* [Task] State, as a single number, how many lines in the data below contain "image".

Data about app and page elements:
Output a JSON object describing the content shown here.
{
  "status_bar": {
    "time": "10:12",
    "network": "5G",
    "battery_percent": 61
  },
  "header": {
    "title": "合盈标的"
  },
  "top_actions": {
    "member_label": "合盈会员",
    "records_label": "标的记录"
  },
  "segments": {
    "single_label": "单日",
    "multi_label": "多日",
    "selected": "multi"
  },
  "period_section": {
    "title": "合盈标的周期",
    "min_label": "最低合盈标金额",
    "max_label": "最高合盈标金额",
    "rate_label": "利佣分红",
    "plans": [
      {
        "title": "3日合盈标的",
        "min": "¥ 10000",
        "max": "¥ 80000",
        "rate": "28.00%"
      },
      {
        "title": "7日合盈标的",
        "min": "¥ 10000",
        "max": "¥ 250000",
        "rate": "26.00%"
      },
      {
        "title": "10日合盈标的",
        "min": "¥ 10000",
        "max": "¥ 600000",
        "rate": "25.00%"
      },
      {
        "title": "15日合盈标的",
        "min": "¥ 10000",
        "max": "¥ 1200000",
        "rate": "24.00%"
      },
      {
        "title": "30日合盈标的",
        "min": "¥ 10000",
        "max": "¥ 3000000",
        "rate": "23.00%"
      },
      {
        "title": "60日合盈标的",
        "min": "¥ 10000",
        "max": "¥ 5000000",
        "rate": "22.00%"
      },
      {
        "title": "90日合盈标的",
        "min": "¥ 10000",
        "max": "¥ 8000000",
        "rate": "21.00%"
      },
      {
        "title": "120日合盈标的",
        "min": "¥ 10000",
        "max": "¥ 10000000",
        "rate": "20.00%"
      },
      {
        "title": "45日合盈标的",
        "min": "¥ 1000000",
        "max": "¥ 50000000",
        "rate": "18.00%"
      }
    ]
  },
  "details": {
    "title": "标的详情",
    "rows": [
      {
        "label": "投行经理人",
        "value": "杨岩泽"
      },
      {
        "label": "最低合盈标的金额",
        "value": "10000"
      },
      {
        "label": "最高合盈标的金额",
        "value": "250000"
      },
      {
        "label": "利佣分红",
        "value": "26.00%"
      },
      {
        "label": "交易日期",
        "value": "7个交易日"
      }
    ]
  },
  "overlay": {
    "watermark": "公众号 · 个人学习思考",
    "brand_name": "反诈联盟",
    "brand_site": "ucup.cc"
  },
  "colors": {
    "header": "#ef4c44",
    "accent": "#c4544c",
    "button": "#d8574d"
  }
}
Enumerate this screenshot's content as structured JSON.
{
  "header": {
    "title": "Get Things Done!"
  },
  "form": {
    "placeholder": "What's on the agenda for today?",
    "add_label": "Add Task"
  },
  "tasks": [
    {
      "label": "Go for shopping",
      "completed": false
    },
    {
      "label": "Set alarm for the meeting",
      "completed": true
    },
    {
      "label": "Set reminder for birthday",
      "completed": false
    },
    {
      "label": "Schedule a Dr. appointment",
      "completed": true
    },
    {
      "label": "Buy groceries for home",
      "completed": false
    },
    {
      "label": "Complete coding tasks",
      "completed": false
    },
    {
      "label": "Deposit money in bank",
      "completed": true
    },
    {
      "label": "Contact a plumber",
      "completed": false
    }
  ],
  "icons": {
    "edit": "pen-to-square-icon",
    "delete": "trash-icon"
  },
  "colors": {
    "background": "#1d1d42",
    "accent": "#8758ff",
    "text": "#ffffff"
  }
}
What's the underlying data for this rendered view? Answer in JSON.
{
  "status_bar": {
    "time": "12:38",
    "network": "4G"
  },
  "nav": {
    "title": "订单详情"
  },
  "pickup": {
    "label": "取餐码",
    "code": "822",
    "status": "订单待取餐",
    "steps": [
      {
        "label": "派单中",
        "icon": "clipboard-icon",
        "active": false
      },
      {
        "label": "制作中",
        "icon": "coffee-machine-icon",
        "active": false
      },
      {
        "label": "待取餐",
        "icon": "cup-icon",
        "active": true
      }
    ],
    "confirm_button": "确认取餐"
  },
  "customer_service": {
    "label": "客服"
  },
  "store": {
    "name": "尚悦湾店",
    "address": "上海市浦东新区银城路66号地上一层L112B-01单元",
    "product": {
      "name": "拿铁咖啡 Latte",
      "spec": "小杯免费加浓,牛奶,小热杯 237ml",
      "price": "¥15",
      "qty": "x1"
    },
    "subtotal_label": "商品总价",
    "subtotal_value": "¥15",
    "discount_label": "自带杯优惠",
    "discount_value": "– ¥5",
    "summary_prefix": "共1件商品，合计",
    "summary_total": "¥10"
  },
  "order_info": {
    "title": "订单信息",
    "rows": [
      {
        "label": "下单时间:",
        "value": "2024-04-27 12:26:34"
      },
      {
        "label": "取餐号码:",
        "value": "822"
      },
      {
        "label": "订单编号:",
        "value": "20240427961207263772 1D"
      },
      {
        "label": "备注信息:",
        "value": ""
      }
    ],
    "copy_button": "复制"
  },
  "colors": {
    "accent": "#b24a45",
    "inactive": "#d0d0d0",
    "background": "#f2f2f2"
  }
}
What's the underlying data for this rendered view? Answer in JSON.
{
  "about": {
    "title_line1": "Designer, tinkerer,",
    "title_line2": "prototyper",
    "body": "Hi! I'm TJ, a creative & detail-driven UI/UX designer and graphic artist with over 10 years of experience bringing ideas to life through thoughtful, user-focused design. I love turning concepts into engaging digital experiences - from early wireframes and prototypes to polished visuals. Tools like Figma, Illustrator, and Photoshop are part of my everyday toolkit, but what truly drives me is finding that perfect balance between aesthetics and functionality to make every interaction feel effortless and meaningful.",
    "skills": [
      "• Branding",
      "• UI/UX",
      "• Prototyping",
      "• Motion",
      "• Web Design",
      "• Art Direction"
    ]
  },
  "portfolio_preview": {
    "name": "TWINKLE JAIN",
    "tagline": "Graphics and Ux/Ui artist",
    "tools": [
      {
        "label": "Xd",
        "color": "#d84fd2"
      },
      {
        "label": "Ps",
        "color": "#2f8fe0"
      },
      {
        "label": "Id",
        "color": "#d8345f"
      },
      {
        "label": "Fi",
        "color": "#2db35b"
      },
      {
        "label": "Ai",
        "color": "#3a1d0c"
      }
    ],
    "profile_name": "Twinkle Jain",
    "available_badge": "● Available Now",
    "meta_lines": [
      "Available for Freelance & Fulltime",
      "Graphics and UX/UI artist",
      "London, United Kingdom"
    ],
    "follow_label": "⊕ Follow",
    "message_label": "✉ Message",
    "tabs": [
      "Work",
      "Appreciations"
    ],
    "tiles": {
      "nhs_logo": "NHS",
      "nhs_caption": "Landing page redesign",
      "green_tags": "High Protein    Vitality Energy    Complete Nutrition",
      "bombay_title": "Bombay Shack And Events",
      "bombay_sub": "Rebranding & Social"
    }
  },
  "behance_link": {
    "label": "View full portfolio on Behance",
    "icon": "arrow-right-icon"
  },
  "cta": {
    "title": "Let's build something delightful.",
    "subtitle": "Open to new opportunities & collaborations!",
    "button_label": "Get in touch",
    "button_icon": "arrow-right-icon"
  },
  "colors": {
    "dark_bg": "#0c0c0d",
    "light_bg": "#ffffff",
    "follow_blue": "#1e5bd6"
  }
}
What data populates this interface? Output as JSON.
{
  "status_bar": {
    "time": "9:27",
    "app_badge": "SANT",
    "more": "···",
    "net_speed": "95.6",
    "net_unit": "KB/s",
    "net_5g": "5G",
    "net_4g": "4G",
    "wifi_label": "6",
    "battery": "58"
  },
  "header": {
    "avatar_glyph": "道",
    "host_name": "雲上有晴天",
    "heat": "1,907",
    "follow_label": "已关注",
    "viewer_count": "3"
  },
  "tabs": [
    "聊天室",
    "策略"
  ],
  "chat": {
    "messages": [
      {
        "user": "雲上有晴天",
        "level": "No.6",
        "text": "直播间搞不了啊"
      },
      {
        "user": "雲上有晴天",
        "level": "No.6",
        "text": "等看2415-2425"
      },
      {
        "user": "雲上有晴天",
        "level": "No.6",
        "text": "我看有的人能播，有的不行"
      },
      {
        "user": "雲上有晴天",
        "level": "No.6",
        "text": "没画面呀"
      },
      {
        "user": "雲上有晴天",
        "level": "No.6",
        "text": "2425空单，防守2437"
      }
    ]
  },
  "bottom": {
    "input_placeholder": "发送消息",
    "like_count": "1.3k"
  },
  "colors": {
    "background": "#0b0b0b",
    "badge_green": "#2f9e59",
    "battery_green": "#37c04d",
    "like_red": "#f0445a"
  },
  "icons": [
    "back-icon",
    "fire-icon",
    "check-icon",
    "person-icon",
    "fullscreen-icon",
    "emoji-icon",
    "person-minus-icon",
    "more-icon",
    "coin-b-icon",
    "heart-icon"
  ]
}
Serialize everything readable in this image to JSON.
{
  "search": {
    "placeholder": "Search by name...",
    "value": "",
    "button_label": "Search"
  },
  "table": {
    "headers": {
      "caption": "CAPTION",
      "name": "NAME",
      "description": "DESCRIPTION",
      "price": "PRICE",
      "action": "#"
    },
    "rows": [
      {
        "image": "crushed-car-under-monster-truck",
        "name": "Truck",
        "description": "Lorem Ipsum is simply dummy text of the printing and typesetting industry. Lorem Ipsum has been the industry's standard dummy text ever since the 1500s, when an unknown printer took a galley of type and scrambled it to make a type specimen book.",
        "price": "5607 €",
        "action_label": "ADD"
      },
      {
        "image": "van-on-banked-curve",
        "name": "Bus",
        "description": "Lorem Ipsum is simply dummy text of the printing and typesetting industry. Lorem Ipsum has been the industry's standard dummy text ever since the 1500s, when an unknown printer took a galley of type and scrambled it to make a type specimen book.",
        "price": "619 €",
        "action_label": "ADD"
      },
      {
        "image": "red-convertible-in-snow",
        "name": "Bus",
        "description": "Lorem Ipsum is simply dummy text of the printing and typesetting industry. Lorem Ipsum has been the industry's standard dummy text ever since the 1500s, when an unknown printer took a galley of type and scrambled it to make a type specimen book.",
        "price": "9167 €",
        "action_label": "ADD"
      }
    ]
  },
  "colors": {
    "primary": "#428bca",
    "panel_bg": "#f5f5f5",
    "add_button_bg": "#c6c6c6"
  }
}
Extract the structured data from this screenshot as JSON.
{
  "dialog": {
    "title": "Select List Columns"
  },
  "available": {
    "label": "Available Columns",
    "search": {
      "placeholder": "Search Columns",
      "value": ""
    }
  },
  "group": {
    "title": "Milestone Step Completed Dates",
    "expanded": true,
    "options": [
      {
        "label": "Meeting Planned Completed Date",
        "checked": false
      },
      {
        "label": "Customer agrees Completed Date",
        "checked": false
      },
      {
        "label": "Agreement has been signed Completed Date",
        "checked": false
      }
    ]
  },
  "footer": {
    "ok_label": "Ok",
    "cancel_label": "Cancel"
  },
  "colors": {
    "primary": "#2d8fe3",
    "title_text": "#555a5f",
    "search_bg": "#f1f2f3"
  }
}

* [Answer to the exercise] 4